**Data listing:**
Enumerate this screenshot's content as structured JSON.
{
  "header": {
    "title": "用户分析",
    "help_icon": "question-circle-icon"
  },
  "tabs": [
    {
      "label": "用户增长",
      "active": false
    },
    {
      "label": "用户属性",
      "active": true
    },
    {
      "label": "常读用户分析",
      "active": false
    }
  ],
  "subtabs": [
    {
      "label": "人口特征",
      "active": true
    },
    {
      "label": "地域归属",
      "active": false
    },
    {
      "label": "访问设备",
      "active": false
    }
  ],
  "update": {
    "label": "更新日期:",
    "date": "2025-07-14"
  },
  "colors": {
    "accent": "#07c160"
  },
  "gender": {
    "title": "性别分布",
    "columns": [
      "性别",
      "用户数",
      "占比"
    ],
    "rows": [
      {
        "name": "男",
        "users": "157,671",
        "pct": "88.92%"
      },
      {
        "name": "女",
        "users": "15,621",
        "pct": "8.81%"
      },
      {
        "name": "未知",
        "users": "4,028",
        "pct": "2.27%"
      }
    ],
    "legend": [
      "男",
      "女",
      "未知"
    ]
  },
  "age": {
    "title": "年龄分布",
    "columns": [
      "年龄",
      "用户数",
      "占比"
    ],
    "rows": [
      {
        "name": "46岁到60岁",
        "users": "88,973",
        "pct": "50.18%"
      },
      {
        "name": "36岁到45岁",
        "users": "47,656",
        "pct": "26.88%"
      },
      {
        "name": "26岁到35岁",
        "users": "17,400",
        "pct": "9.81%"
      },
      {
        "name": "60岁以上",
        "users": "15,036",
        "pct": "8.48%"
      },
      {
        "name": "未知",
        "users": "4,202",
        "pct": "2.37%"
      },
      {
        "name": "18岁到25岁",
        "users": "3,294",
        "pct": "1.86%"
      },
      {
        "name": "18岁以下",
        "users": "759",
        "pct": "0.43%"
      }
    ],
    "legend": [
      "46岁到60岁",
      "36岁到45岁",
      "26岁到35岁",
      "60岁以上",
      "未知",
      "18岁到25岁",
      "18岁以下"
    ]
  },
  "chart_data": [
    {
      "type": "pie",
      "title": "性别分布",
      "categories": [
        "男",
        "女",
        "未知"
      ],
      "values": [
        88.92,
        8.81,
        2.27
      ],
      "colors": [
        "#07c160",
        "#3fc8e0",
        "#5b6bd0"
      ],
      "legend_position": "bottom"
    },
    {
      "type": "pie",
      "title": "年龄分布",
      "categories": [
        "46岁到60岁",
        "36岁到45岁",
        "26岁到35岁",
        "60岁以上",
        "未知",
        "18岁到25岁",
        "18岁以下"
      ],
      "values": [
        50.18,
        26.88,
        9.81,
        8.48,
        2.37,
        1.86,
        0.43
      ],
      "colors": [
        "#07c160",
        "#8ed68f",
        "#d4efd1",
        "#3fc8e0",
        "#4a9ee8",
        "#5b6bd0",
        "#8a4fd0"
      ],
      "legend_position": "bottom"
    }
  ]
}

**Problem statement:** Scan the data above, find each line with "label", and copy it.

**Exercise response:**
      "label": "用户增长",
      "label": "用户属性",
      "label": "常读用户分析",
      "label": "人口特征",
      "label": "地域归属",
      "label": "访问设备",
    "label": "更新日期:",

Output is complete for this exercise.